Google Play to pause auto-renewing subscriptions, free trials in India to comply with RBI regulations: Report
Google's Play Store is one of the largest repositories of applications on any platform, with both free and paid versions of apps. Many of these apps offer trials for premium features via in-app subscription options that later auto-debit users on a monthly basis. A new report suggests that Google is going to pause free trials for services in the country, to comply with recent regulations.
According to a report by XDA, Google will suspend all free trials for new subscription sign-ups by users in India, along with introductory pricing. This comes exactly a month after the Reserve Bank of India deferred until September end, the enforcement of its e-Mandate on online recurring transactions. On March 31, the central bank had stated that it was pushing back the date despite giving stakeholders enough time to comply with the directions.
“During the extended timeline, no new mandate for recurring online transactions shall be registered by stakeholders, unless such mandates are compliant with the framework,” the RBI notification from March 31 reads. It is likely that Google is pausing new subscription sign-ups in order to fully comply with the notification from the central bank. However, Google hasn't left developers in the dark and has provided a temporary solution in the form of ‘single access passes', according to the report.
Developers will now have to show their customers a single access pass instead of a recurring subscription, which means after the pre-paid period, access to that app or service should revert to the ‘free' tier and users will have to buy another single access pass again if they want to continue using the service or app.

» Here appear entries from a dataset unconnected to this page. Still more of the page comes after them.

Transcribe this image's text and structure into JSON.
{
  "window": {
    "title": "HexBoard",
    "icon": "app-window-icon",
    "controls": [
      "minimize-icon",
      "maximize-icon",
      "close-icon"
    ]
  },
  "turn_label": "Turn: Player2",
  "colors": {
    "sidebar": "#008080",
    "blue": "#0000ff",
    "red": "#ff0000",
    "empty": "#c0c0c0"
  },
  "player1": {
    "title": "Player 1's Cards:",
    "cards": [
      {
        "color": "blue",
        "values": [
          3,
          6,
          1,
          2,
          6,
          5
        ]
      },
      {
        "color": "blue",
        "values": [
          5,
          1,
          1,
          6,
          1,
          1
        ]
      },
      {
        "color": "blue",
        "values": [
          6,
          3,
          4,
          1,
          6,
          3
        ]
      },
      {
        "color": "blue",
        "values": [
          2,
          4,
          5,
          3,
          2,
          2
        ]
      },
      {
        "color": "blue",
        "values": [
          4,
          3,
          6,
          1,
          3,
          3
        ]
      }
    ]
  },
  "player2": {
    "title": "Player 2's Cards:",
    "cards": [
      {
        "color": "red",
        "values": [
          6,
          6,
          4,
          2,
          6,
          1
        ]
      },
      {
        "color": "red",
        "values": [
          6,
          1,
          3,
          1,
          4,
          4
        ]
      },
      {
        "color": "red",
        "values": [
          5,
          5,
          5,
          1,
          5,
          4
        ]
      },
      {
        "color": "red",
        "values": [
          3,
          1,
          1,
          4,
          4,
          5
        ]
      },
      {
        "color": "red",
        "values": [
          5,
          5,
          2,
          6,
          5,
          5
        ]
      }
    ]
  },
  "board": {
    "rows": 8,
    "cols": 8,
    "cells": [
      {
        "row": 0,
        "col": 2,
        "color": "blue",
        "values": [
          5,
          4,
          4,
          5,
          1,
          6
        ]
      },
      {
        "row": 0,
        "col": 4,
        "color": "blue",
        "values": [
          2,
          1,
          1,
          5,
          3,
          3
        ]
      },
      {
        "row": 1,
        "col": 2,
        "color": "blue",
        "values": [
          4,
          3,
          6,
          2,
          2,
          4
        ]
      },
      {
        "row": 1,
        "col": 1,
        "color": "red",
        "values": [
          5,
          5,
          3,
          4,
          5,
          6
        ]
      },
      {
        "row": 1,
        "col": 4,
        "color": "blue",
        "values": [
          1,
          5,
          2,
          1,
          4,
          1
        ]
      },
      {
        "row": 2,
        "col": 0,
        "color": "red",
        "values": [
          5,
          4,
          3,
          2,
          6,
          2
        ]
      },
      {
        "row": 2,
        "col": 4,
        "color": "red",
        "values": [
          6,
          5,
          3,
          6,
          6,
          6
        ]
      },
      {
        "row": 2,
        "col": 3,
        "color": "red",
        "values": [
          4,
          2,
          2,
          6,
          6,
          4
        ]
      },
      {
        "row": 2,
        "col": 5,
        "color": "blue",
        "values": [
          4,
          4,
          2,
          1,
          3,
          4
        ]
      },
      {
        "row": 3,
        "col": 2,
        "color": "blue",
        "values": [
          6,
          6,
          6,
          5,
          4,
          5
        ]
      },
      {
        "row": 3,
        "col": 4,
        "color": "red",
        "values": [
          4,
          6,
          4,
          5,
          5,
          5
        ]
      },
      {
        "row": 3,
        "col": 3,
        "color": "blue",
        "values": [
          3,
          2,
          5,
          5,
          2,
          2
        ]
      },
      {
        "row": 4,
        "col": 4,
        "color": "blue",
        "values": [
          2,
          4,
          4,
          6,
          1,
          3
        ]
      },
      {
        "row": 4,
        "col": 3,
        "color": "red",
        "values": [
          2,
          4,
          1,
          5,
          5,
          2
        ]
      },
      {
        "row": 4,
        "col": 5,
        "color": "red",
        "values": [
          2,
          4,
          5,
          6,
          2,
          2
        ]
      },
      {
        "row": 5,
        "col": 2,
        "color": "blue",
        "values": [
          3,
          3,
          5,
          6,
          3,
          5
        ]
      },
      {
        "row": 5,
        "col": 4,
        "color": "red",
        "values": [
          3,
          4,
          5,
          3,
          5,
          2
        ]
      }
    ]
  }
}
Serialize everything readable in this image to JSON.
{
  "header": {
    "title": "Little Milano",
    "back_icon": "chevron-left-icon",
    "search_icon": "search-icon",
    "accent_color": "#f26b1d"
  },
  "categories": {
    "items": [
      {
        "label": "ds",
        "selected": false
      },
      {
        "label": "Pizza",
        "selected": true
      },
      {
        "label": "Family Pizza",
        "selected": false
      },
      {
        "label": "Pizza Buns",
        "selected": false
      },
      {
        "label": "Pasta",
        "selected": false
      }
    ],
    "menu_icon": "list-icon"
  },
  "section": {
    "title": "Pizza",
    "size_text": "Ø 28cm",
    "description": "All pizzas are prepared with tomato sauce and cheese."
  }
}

The report says that Google will push these changes out to users in early May and that developers are urged to inform users that their subscriptions will not renew. They have also been asked to replace the components in their apps that request users in India to subscribe to a service, replacing it with a single access equivalent, according to the report.